▶ _Directions for this task_
Everything in the records below except the pictures must be written out exactly.

** Records shown follows **

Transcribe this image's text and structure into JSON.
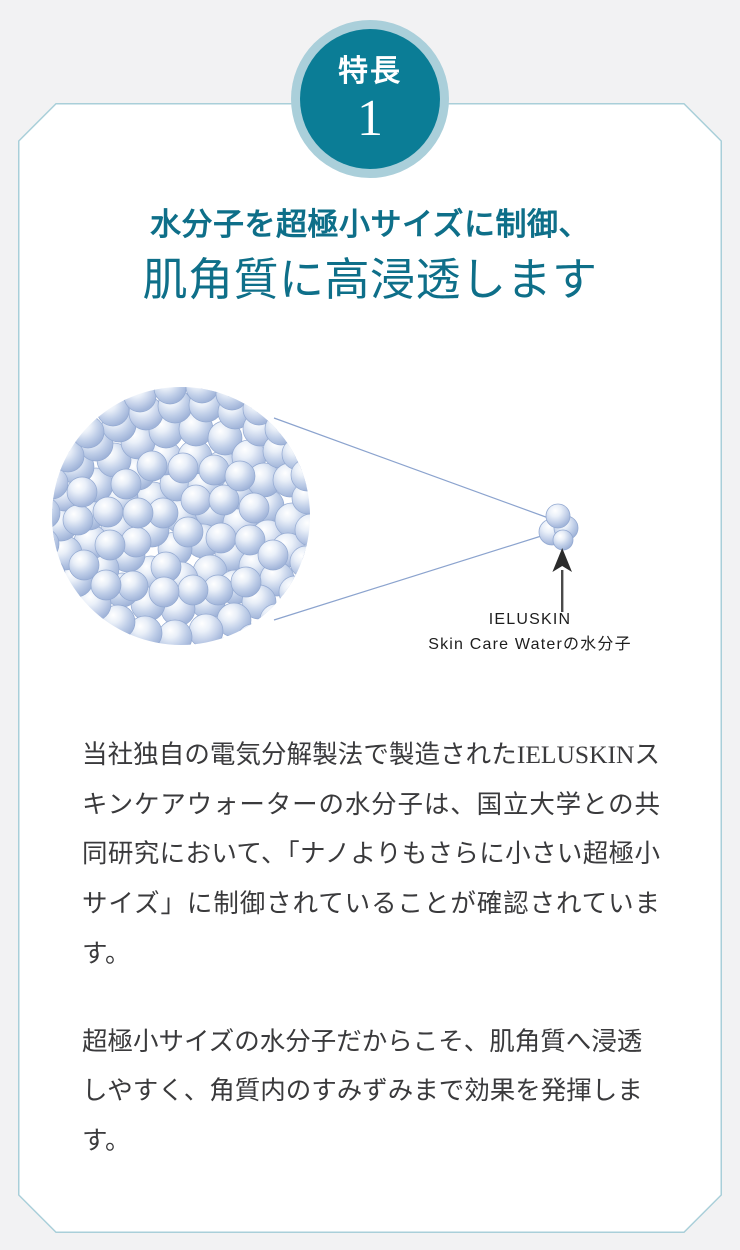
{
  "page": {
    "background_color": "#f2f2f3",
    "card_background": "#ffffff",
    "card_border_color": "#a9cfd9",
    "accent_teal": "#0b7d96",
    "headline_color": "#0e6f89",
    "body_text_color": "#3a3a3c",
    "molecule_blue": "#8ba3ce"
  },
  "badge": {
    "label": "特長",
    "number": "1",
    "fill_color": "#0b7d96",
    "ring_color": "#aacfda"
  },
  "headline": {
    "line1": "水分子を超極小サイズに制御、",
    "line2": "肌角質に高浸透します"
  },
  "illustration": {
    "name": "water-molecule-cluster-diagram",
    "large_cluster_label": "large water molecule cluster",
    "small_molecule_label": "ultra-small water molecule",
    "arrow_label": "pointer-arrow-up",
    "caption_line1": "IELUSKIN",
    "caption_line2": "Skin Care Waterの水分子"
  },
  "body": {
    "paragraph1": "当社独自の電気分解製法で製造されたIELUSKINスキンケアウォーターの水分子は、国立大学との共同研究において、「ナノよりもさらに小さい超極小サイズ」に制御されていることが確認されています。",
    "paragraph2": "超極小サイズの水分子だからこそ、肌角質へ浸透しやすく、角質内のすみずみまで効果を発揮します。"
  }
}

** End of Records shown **

▶ _Answer section_
Transcribe this image's text and structure into JSON.
{
  "page": {
    "background_color": "#f2f2f3",
    "card_background": "#ffffff",
    "card_border_color": "#a9cfd9",
    "accent_teal": "#0b7d96",
    "headline_color": "#0e6f89",
    "body_text_color": "#3a3a3c",
    "molecule_blue": "#8ba3ce"
  },
  "badge": {
    "label": "特長",
    "number": "1",
    "fill_color": "#0b7d96",
    "ring_color": "#aacfda"
  },
  "headline": {
    "line1": "水分子を超極小サイズに制御、",
    "line2": "肌角質に高浸透します"
  },
  "illustration": {
    "name": "water-molecule-cluster-diagram",
    "large_cluster_label": "large water molecule cluster",
    "small_molecule_label": "ultra-small water molecule",
    "arrow_label": "pointer-arrow-up",
    "caption_line1": "IELUSKIN",
    "caption_line2": "Skin Care Waterの水分子"
  },
  "body": {
    "paragraph1": "当社独自の電気分解製法で製造されたIELUSKINスキンケアウォーターの水分子は、国立大学との共同研究において、「ナノよりもさらに小さい超極小サイズ」に制御されていることが確認されています。",
    "paragraph2": "超極小サイズの水分子だからこそ、肌角質へ浸透しやすく、角質内のすみずみまで効果を発揮します。"
  }
}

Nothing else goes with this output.